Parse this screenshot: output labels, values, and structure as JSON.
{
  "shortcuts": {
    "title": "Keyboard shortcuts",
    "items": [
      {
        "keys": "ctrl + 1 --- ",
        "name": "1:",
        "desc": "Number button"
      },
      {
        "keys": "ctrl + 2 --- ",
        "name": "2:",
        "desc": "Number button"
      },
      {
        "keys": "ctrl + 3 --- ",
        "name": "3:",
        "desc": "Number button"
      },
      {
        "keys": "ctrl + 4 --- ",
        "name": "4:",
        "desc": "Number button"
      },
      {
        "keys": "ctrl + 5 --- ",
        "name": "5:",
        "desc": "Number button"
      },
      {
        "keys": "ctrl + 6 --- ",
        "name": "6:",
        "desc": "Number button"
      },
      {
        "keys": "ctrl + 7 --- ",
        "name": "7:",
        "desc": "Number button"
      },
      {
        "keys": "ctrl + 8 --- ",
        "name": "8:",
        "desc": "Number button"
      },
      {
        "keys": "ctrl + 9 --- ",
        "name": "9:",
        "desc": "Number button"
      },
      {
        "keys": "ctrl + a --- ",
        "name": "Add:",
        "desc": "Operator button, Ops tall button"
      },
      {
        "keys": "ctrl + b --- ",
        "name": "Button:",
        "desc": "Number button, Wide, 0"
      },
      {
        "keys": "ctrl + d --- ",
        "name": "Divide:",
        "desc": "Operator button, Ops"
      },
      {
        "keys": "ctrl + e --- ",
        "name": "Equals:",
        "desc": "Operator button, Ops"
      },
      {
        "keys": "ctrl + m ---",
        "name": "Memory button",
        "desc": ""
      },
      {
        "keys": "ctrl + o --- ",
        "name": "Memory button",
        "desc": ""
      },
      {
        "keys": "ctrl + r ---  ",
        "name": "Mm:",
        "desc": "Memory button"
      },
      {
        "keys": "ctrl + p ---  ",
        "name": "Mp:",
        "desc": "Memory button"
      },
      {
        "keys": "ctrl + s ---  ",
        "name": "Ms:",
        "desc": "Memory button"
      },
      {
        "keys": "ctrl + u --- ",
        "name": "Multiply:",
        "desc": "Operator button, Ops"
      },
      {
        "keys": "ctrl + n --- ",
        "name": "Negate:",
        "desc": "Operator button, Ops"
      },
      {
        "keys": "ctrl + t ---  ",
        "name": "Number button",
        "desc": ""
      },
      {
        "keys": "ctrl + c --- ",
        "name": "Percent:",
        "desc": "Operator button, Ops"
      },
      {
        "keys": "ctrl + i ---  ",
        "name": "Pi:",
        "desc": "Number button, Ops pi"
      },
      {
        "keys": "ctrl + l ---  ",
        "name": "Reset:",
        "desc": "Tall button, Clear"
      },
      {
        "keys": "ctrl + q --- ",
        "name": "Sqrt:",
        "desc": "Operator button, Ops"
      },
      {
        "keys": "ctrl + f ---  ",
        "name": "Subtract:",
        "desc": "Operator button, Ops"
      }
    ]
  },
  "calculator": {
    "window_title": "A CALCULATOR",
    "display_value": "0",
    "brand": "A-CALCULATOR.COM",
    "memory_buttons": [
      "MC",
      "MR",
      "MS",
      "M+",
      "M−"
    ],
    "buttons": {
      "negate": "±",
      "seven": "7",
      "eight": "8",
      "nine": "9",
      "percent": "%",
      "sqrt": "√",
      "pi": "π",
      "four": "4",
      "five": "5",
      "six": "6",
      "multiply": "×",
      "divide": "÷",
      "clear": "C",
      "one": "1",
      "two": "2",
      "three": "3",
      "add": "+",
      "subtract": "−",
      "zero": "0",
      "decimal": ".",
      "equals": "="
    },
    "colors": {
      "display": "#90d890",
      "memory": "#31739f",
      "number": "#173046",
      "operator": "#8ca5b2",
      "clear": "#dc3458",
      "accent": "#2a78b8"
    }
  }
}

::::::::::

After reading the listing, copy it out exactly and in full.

> [Result]:
Parse this screenshot: output labels, values, and structure as JSON.
{
  "shortcuts": {
    "title": "Keyboard shortcuts",
    "items": [
      {
        "keys": "ctrl + 1 --- ",
        "name": "1:",
        "desc": "Number button"
      },
      {
        "keys": "ctrl + 2 --- ",
        "name": "2:",
        "desc": "Number button"
      },
      {
        "keys": "ctrl + 3 --- ",
        "name": "3:",
        "desc": "Number button"
      },
      {
        "keys": "ctrl + 4 --- ",
        "name": "4:",
        "desc": "Number button"
      },
      {
        "keys": "ctrl + 5 --- ",
        "name": "5:",
        "desc": "Number button"
      },
      {
        "keys": "ctrl + 6 --- ",
        "name": "6:",
        "desc": "Number button"
      },
      {
        "keys": "ctrl + 7 --- ",
        "name": "7:",
        "desc": "Number button"
      },
      {
        "keys": "ctrl + 8 --- ",
        "name": "8:",
        "desc": "Number button"
      },
      {
        "keys": "ctrl + 9 --- ",
        "name": "9:",
        "desc": "Number button"
      },
      {
        "keys": "ctrl + a --- ",
        "name": "Add:",
        "desc": "Operator button, Ops tall button"
      },
      {
        "keys": "ctrl + b --- ",
        "name": "Button:",
        "desc": "Number button, Wide, 0"
      },
      {
        "keys": "ctrl + d --- ",
        "name": "Divide:",
        "desc": "Operator button, Ops"
      },
      {
        "keys": "ctrl + e --- ",
        "name": "Equals:",
        "desc": "Operator button, Ops"
      },
      {
        "keys": "ctrl + m ---",
        "name": "Memory button",
        "desc": ""
      },
      {
        "keys": "ctrl + o --- ",
        "name": "Memory button",
        "desc": ""
      },
      {
        "keys": "ctrl + r ---  ",
        "name": "Mm:",
        "desc": "Memory button"
      },
      {
        "keys": "ctrl + p ---  ",
        "name": "Mp:",
        "desc": "Memory button"
      },
      {
        "keys": "ctrl + s ---  ",
        "name": "Ms:",
        "desc": "Memory button"
      },
      {
        "keys": "ctrl + u --- ",
        "name": "Multiply:",
        "desc": "Operator button, Ops"
      },
      {
        "keys": "ctrl + n --- ",
        "name": "Negate:",
        "desc": "Operator button, Ops"
      },
      {
        "keys": "ctrl + t ---  ",
        "name": "Number button",
        "desc": ""
      },
      {
        "keys": "ctrl + c --- ",
        "name": "Percent:",
        "desc": "Operator button, Ops"
      },
      {
        "keys": "ctrl + i ---  ",
        "name": "Pi:",
        "desc": "Number button, Ops pi"
      },
      {
        "keys": "ctrl + l ---  ",
        "name": "Reset:",
        "desc": "Tall button, Clear"
      },
      {
        "keys": "ctrl + q --- ",
        "name": "Sqrt:",
        "desc": "Operator button, Ops"
      },
      {
        "keys": "ctrl + f ---  ",
        "name": "Subtract:",
        "desc": "Operator button, Ops"
      }
    ]
  },
  "calculator": {
    "window_title": "A CALCULATOR",
    "display_value": "0",
    "brand": "A-CALCULATOR.COM",
    "memory_buttons": [
      "MC",
      "MR",
      "MS",
      "M+",
      "M−"
    ],
    "buttons": {
      "negate": "±",
      "seven": "7",
      "eight": "8",
      "nine": "9",
      "percent": "%",
      "sqrt": "√",
      "pi": "π",
      "four": "4",
      "five": "5",
      "six": "6",
      "multiply": "×",
      "divide": "÷",
      "clear": "C",
      "one": "1",
      "two": "2",
      "three": "3",
      "add": "+",
      "subtract": "−",
      "zero": "0",
      "decimal": ".",
      "equals": "="
    },
    "colors": {
      "display": "#90d890",
      "memory": "#31739f",
      "number": "#173046",
      "operator": "#8ca5b2",
      "clear": "#dc3458",
      "accent": "#2a78b8"
    }
  }
}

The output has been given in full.